Italy's interior minister, Marco Minniti, warned the day after the seizure that NGOs would likely be unable to continue operating if they did not sign up to the new rules. 

Video showed the boat the Iuventa arriving at the island of Lampedusa surrounded by several coastguard vessels after it was stopped at sea before dawn.

Police inspected the ship as soon as it docked and checked the crew passports. They later took charge of the boat and set sail for a larger port in Sicily.

Jugend Rettet said on Twitter that it was currently "gathering information on all levels" and hoped to be in touch with "the Italian authorities in the near future".

"For us, the rescue of human life is and will be top priority, so we are very sorry for the fact that we are not able to operate in the search and rescue zone," their statement said.

Ambrogio Cartosio, chief prosecutor in the western Sicilian city of Trapani, told a news conference his investigation into Jugend Rettet was ongoing and no one had yet been charged.

"The evidence is serious," Cartosio said. "We have evidence of encounters between traffickers, who escorted illegal immigrants to the Iuventa, and members of the boat's crew."

Italian media reported the boat had two Syrians aboard who were taken to a refugee centre, but that could not be immediately confirmed.

A picture taken on 4 November, 2016 shows the Iuventa operating alongside the Libyan coastguard during a rescue mission in the Mediterranean

It was the first time Italian police have seized a humanitarian boat. The move came amid growing suspicion over the role non-governmental organisations are playing in picking up migrants off the Libya coast and bringing them to Italian ports.

The group put out a statement on their Facebook page on Tuesday questioning the code’s legality but saying it wanted further dialogue with the Italian interior ministry on the issue. Cartosio denied a suggestion that there was any link between this refusal and the boat's seizure.

Spain's Pro-Activa Open Arms charity, one of three organisations to have signed, said it regards the code as "unnecessary but acceptable" while other groups including Doctors Without Borders, have refused to sign.  

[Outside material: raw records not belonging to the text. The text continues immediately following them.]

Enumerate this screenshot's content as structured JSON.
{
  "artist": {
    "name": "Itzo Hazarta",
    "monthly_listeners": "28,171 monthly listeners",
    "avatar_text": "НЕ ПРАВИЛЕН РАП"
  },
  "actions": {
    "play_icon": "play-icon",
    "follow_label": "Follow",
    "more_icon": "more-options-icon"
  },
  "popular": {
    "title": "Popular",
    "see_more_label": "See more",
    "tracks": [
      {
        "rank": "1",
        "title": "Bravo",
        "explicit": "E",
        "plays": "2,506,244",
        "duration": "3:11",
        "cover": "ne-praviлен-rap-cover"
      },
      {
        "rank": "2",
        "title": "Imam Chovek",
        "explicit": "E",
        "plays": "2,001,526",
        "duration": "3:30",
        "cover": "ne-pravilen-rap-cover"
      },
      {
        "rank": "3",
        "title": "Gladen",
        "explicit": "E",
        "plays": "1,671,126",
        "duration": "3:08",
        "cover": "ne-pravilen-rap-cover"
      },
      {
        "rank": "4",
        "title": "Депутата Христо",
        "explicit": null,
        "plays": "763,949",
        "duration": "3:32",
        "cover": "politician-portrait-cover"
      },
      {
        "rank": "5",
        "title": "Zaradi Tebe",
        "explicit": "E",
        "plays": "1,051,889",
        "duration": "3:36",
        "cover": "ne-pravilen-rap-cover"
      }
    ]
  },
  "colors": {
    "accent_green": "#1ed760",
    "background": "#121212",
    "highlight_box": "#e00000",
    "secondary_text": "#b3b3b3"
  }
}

No coordinated plan

Cartosio said there was no indication that Jugend Rettet had received any money from the Libya-based traffickers.

"It would be fantasy to say there was a coordinated plan between the NGOs and the Libyan traffickers," he said.

Cartosio told a parliamentary committee in May that he had suspicions about certain humanitarian groups because some rescue crew seemed to know in advance where to locate the flimsy boats crowded with migrants.

The mood in Italy has turned against NGOs operating in the Mediterranean, as political parties have called for action to be taken against them.

The Five Star Movement, which polls say is now the country's biggest party, has accused NGOs of offering a "taxi" service to migrants, while the rightist Northern League party has said all their ships should be impounded.

The humanitarian groups say they are only interested in saving lives, warning that thousands of people would die if they were not out at sea. Despite their efforts, 2,200 migrants have died so far this year trying to reach Europe from North Africa.

Looking to turn the screws on the traffickers, Italy's parliament authorised on Wednesday a limited naval mission to help Libya's coastguard curb migrant flows.

Jugend Rettet says on its website it started patrolling the Mediterranean in July 2016 and has rescued 6,526 people in its first year of action.

"We want to put pressure on state actors to enforce the fundamental right to life and security even in the Mediterranean," the group says.

Minniti added on Thursday that the number of migrants to Italy had dropped in recent weeks, and that the Italian government would work with Chad, Niger and Mali on measures to reduce the number of migrants leaving for Europe.